### LISTED RECORDS

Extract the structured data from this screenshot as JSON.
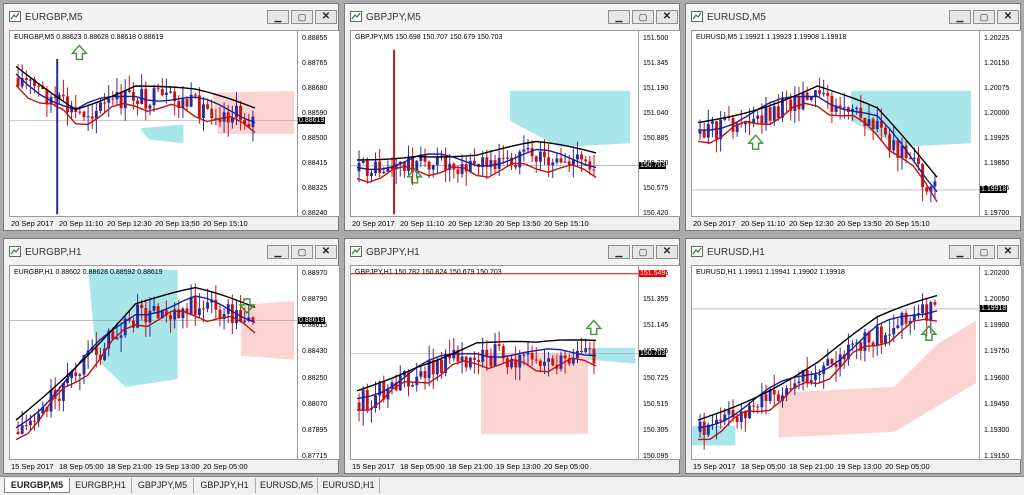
{
  "windows": [
    {
      "id": "w0",
      "title": "EURGBP,M5",
      "info": "EURGBP,M5  0.88623 0.88628 0.88618 0.88619",
      "ylabels": [
        "0.88855",
        "0.88765",
        "0.88680",
        "0.88590",
        "0.88500",
        "0.88415",
        "0.88325",
        "0.88240"
      ],
      "current": "0.88619",
      "xlabels": [
        "20 Sep 2017",
        "20 Sep 11:10",
        "20 Sep 12:30",
        "20 Sep 13:50",
        "20 Sep 15:10"
      ]
    },
    {
      "id": "w1",
      "title": "GBPJPY,M5",
      "info": "GBPJPY,M5  150.698 150.707 150.679 150.703",
      "ylabels": [
        "151.500",
        "151.345",
        "151.190",
        "151.040",
        "150.885",
        "150.730",
        "150.575",
        "150.420"
      ],
      "current": "150.703",
      "xlabels": [
        "20 Sep 2017",
        "20 Sep 11:10",
        "20 Sep 12:30",
        "20 Sep 13:50",
        "20 Sep 15:10"
      ]
    },
    {
      "id": "w2",
      "title": "EURUSD,M5",
      "info": "EURUSD,M5  1.19921 1.19923 1.19908 1.19918",
      "ylabels": [
        "1.20225",
        "1.20150",
        "1.20075",
        "1.20000",
        "1.19925",
        "1.19850",
        "1.19775",
        "1.19700"
      ],
      "current": "1.19918",
      "xlabels": [
        "20 Sep 2017",
        "20 Sep 11:10",
        "20 Sep 12:30",
        "20 Sep 13:50",
        "20 Sep 15:10"
      ]
    },
    {
      "id": "w3",
      "title": "EURGBP,H1",
      "info": "EURGBP,H1  0.88602 0.88628 0.88592 0.88619",
      "ylabels": [
        "0.88970",
        "0.88790",
        "0.88615",
        "0.88430",
        "0.88250",
        "0.88070",
        "0.87895",
        "0.87715"
      ],
      "current": "0.88619",
      "xlabels": [
        "15 Sep 2017",
        "18 Sep 05:00",
        "18 Sep 21:00",
        "19 Sep 13:00",
        "20 Sep 05:00"
      ]
    },
    {
      "id": "w4",
      "title": "GBPJPY,H1",
      "info": "GBPJPY,H1  150.782 150.824 150.679 150.703",
      "ylabels": [
        "151.565",
        "151.355",
        "151.145",
        "150.935",
        "150.725",
        "150.515",
        "150.305",
        "150.095"
      ],
      "current": "150.703",
      "alert": "151.549",
      "xlabels": [
        "15 Sep 2017",
        "18 Sep 05:00",
        "18 Sep 21:00",
        "19 Sep 13:00",
        "20 Sep 05:00"
      ]
    },
    {
      "id": "w5",
      "title": "EURUSD,H1",
      "info": "EURUSD,H1  1.19911 1.19941 1.19902 1.19918",
      "ylabels": [
        "1.20200",
        "1.20050",
        "1.19900",
        "1.19750",
        "1.19600",
        "1.19450",
        "1.19300",
        "1.19150"
      ],
      "current": "1.19918",
      "xlabels": [
        "15 Sep 2017",
        "18 Sep 05:00",
        "18 Sep 21:00",
        "19 Sep 13:00",
        "20 Sep 05:00"
      ]
    }
  ],
  "window_buttons": {
    "minimize": "▁",
    "maximize": "▢",
    "close": "✕"
  },
  "tabs": [
    "EURGBP,M5",
    "EURGBP,H1",
    "GBPJPY,M5",
    "GBPJPY,H1",
    "EURUSD,M5",
    "EURUSD,H1"
  ],
  "active_tab": "EURGBP,M5",
  "colors": {
    "bull": "#2a2a9c",
    "bear": "#cc1111",
    "ma_fast": "#c01010",
    "ma_mid": "#1c1c9c",
    "ma_slow": "#000000",
    "cloud_bull": "#a8e6ea",
    "cloud_bear": "#fbd3d0",
    "arrow": "#3a9a2a"
  }
}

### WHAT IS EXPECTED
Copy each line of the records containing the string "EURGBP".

### SOLUTION
      "title": "EURGBP,M5",
      "info": "EURGBP,M5  0.88623 0.88628 0.88618 0.88619",
      "title": "EURGBP,H1",
      "info": "EURGBP,H1  0.88602 0.88628 0.88592 0.88619",
    "EURGBP,M5",
    "EURGBP,H1",
  "active_tab": "EURGBP,M5",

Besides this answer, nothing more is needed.